Description of the task — What you return must be every line below that includes the word "placeholder".

═════ Provided records

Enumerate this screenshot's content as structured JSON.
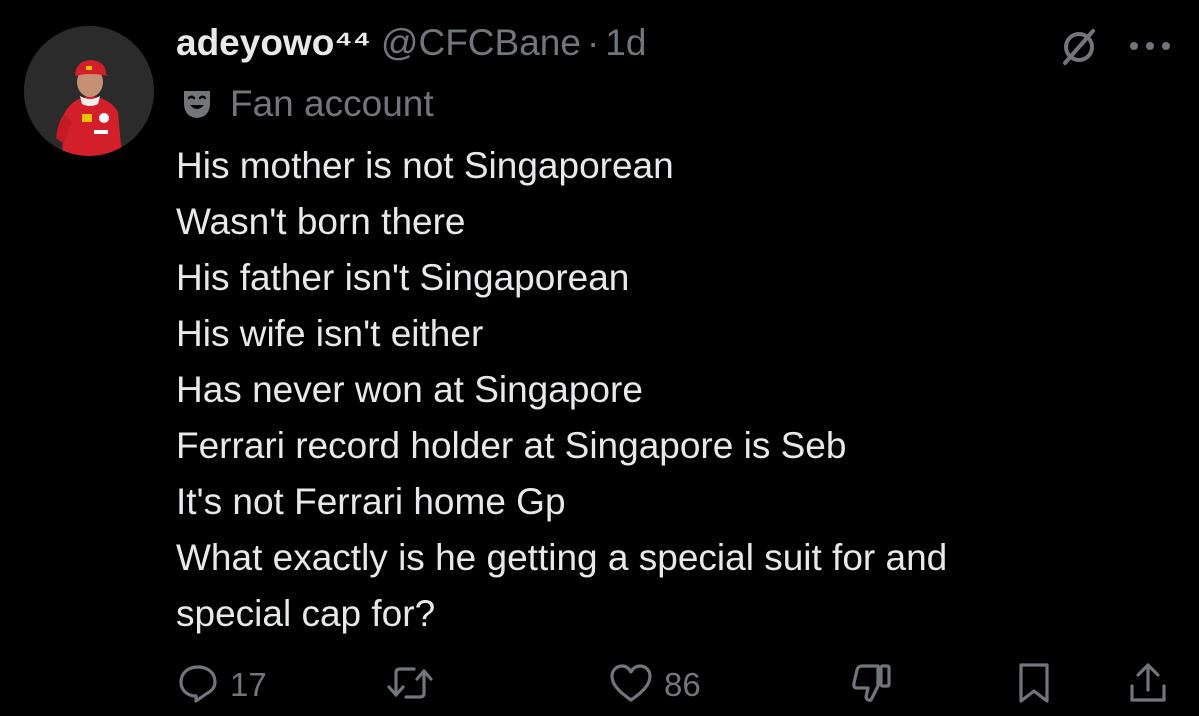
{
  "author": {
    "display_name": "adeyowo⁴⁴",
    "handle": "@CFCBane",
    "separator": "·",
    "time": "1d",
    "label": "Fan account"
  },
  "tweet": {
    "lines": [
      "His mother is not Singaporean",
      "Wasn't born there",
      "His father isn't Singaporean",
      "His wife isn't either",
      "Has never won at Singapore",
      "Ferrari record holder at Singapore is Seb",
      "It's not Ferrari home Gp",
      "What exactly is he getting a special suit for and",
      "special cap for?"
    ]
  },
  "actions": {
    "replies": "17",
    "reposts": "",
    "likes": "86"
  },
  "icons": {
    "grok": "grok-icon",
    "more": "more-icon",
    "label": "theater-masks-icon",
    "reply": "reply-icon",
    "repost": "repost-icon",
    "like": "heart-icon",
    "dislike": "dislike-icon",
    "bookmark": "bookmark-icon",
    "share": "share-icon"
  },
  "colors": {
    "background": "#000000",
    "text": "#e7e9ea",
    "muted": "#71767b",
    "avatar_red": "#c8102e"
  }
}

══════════
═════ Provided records

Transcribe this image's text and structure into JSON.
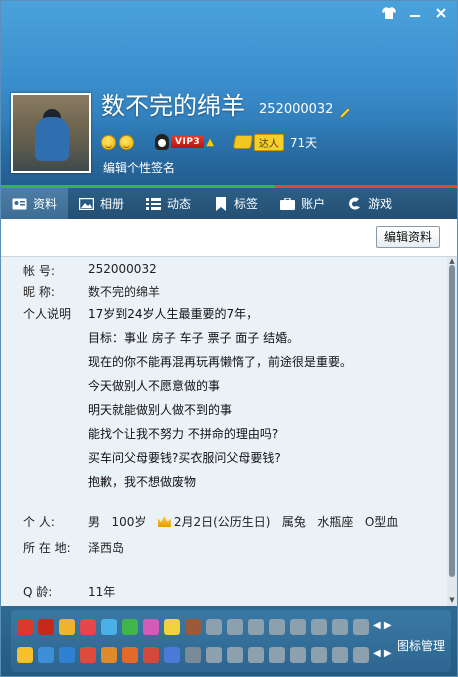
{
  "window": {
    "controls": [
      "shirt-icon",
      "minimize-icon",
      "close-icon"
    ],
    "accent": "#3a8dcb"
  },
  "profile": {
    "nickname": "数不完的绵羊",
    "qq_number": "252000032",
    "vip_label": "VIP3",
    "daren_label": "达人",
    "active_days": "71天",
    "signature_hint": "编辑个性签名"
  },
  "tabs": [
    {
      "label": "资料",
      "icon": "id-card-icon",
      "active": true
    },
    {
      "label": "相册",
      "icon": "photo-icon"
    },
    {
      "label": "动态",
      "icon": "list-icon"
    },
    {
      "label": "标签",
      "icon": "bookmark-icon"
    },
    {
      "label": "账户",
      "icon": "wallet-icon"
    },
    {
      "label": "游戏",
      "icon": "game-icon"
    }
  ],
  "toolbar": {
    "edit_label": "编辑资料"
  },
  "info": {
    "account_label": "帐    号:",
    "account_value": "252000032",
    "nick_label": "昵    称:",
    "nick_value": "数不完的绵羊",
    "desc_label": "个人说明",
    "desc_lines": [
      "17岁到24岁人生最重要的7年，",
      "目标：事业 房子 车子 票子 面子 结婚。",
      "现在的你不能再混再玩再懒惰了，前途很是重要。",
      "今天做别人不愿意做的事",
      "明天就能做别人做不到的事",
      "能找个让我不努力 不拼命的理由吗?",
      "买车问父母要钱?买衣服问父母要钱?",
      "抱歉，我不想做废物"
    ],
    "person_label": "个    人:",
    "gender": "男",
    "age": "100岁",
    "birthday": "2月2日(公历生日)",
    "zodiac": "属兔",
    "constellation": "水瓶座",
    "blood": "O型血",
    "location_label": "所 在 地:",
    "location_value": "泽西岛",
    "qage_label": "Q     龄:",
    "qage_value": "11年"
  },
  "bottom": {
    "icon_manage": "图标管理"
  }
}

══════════
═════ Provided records

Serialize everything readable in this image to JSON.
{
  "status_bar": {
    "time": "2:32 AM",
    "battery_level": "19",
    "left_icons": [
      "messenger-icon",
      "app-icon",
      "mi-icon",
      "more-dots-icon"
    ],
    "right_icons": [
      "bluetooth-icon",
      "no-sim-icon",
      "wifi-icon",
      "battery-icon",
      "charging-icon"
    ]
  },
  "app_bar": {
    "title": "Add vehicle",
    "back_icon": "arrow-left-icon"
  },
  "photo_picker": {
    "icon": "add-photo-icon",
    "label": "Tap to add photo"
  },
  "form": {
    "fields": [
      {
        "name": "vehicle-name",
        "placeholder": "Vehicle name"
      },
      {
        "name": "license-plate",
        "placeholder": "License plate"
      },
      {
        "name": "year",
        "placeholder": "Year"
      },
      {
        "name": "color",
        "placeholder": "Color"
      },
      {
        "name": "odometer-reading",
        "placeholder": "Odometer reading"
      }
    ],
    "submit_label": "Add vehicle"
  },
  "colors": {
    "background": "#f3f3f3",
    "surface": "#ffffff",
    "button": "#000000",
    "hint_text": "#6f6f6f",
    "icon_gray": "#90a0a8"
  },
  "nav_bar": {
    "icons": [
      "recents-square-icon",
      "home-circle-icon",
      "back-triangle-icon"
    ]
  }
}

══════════

Solved problem —
        "placeholder": "Vehicle name"
        "placeholder": "License plate"
        "placeholder": "Year"
        "placeholder": "Color"
        "placeholder": "Odometer reading"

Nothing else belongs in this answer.